▶ _Exercise objective_:
Every entry below, from first to last, should be copied exactly.

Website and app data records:

▽

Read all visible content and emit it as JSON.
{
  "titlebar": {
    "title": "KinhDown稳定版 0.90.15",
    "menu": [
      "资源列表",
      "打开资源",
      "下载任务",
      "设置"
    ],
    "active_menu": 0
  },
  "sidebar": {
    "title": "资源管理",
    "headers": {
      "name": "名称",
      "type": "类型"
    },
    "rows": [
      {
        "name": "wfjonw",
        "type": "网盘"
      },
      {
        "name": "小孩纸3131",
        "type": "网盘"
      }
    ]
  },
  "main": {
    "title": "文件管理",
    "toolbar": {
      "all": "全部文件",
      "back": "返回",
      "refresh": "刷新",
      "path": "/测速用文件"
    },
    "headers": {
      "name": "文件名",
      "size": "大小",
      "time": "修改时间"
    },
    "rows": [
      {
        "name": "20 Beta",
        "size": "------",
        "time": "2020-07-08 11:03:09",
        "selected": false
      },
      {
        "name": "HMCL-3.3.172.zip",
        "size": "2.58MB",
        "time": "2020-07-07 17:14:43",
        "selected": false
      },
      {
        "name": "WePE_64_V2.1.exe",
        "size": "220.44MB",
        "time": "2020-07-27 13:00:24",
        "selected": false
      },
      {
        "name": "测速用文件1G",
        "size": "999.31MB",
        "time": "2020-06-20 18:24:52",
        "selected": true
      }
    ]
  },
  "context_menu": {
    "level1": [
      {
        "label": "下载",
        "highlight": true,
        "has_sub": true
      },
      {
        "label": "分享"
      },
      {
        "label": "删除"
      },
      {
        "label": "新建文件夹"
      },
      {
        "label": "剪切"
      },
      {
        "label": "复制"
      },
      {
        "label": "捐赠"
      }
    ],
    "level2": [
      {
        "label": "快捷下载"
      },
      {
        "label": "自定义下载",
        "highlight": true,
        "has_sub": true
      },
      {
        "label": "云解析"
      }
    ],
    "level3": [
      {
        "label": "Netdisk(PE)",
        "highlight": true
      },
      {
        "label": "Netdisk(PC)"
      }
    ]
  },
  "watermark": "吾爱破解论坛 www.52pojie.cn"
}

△

▶ _Exercise solution_:
Read all visible content and emit it as JSON.
{
  "titlebar": {
    "title": "KinhDown稳定版 0.90.15",
    "menu": [
      "资源列表",
      "打开资源",
      "下载任务",
      "设置"
    ],
    "active_menu": 0
  },
  "sidebar": {
    "title": "资源管理",
    "headers": {
      "name": "名称",
      "type": "类型"
    },
    "rows": [
      {
        "name": "wfjonw",
        "type": "网盘"
      },
      {
        "name": "小孩纸3131",
        "type": "网盘"
      }
    ]
  },
  "main": {
    "title": "文件管理",
    "toolbar": {
      "all": "全部文件",
      "back": "返回",
      "refresh": "刷新",
      "path": "/测速用文件"
    },
    "headers": {
      "name": "文件名",
      "size": "大小",
      "time": "修改时间"
    },
    "rows": [
      {
        "name": "20 Beta",
        "size": "------",
        "time": "2020-07-08 11:03:09",
        "selected": false
      },
      {
        "name": "HMCL-3.3.172.zip",
        "size": "2.58MB",
        "time": "2020-07-07 17:14:43",
        "selected": false
      },
      {
        "name": "WePE_64_V2.1.exe",
        "size": "220.44MB",
        "time": "2020-07-27 13:00:24",
        "selected": false
      },
      {
        "name": "测速用文件1G",
        "size": "999.31MB",
        "time": "2020-06-20 18:24:52",
        "selected": true
      }
    ]
  },
  "context_menu": {
    "level1": [
      {
        "label": "下载",
        "highlight": true,
        "has_sub": true
      },
      {
        "label": "分享"
      },
      {
        "label": "删除"
      },
      {
        "label": "新建文件夹"
      },
      {
        "label": "剪切"
      },
      {
        "label": "复制"
      },
      {
        "label": "捐赠"
      }
    ],
    "level2": [
      {
        "label": "快捷下载"
      },
      {
        "label": "自定义下载",
        "highlight": true,
        "has_sub": true
      },
      {
        "label": "云解析"
      }
    ],
    "level3": [
      {
        "label": "Netdisk(PE)",
        "highlight": true
      },
      {
        "label": "Netdisk(PC)"
      }
    ]
  },
  "watermark": "吾爱破解论坛 www.52pojie.cn"
}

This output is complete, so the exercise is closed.